Malpighi sentence example
- Malpighi, who affirmed that the body of the chick is to be seen in the egg before the punctum sanguineum makes it appearance.
- The weight of Malpighi's observations therefore fell into the scale of that doctrine which Harvey terms metamorphosis, in contradistinction to epigenesis.
- The Englishman Grew and the Italian Malpighi almost simultaneously published ifiustrated works on the subject, in which they described, for the most part very accurately, what they saw with the new instruments.
- It is sufficient to note here that cells were first of all discovered in various vegetable tissues by Robert Hooke in 1665 (Micrographia); Malpighi and Grew (1674-1682) gave the first clear indications of the importance of cells in the building up of plant tissues, but it was not until the beginning of the 19th century that any insight into the real nature of the cell and its functions was obtained.
- In the anatomical field the work of Malpighi and Swammerdam was at first continued most energetically by French students.Advertisement
- One of the most famous professors was Marcello Malpighi, a great anatomist of the 17th century.
- It was not until the 19th century that the microscope, thus early applied by Leeuwenhoek, Malpighi, Hook and Swammerdam to the study of animal structure, was perfected as an instrument, and accomplished for zoology its final and most important service.
- This minuter study had two origins, one in the researches of the medical anatomists, such as Fabricius (1537-1619), Severinus (1580-1656), Harvey (1578-1657), and Tyson (1649-1708), the other in the careful work of the entomologists and first microscopists, such as Malpighi (1628-1694), Swammerdam (1637-1680), and Hook (1635-1702).
- Nehemiah Grew and his contemporary Marcello Malpighi were the earliest discoverers in the department of plant anatomy.
- Malpighi's complete work, Anatome Plantarum, appeared in 1675 and Grew's Anatomy of Plants in 1682.Advertisement
- He showed that the gaseous constituents of the air contribute largely to the nourishment of plants, and that the leaves are the organs which elaborate the food; the importance of leaves in nutrition had been previously pointed out by Malpighi in a short account of nutrition which forms an appendix to his anatomical work.
- In the first volume a chapter "De plantis in genere" contains an account of all the anatomical and physiological knowledge of the time regarding plants, with the recent speculations and discoveries of Caesalpinus, Grew, Malpighi and Jung; and Cuvier and Dupetit Thouars, declaring that it was this chapter which gave acceptance and authority to these authors' works, say that "the best monument that could be erected to the memory of Ray would be the republication of this part of his work separately."
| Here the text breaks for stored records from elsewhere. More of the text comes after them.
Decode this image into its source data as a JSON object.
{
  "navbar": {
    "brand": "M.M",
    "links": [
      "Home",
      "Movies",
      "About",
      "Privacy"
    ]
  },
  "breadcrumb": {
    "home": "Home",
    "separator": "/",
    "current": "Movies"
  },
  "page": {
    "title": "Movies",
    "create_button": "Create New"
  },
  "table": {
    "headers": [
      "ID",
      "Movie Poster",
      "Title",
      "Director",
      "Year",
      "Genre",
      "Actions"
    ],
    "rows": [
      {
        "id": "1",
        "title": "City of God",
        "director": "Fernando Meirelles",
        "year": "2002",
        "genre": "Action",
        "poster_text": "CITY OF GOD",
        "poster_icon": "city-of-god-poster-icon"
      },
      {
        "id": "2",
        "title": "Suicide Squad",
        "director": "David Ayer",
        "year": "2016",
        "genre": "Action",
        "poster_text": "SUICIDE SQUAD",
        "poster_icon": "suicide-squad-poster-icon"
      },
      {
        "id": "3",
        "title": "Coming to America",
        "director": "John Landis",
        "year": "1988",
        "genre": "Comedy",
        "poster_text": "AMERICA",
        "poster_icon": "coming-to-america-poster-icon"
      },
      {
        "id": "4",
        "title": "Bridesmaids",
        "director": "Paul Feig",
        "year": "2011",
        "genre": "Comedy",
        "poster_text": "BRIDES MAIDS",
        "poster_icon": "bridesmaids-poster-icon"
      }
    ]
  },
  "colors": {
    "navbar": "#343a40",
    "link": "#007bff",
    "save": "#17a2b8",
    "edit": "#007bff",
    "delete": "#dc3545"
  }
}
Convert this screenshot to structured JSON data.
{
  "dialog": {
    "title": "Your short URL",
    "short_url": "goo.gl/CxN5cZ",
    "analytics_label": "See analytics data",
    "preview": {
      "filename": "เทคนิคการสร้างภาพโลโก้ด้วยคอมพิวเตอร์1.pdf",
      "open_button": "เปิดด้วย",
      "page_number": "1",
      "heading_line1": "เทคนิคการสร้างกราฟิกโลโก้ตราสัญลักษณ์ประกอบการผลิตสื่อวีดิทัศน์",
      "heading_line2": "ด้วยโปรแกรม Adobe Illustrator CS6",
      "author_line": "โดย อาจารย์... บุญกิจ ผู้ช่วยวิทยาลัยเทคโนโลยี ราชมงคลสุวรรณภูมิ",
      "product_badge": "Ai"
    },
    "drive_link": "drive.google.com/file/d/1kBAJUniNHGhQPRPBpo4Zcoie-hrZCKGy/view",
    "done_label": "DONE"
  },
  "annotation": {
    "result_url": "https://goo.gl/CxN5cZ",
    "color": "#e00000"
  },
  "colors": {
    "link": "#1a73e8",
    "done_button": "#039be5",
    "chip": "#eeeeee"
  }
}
- The views of Malpighi were warmly welcomed on philosophical grounds by Leibnitz, 4 who found in them a support to his 1 The Exercitationes de generatione animalium, which Dr George Ent extracted from him and published in 1651.
- 11 n'y a point de tel passage; et c'est ici ou les transformations de Messieurs Swammerdam, Malpighi, et Leewenhoek, qui sont des plus excellens observateurs de notre tems, sont venues a mon secours et m'ont fait admettre plus aisement, que 1'animal, et toute autre substance organisee ne commence point lorsque nous le croyons, et que sa generation apparente n'est qu'un developpement et une espece d'augmentation.
- Malpighi ~fl 1679 gave excellent figures and accounts of leaf-roUing and gall insects, and Grew in 1682 equally good descriptions of a leafmining caterpillar.Advertisement
- The study of the ultimate corpuscles of living matter, their structure, development and properties, by the aid of the microscope; exemplified by Malpighi, Hook, Schwann, Kowalewsky.
- But the belief, dating from Malpighi Th (1670), that there is a relationship to be discovered, and not merely a haphazard congregation of varieties of gists.
- Malpighi's demonstration of the blood capillaries in 1668, and six years later he gave the first accurate description of the red blood corpuscles, which he found to be circular in man but oval in frogs and fishes.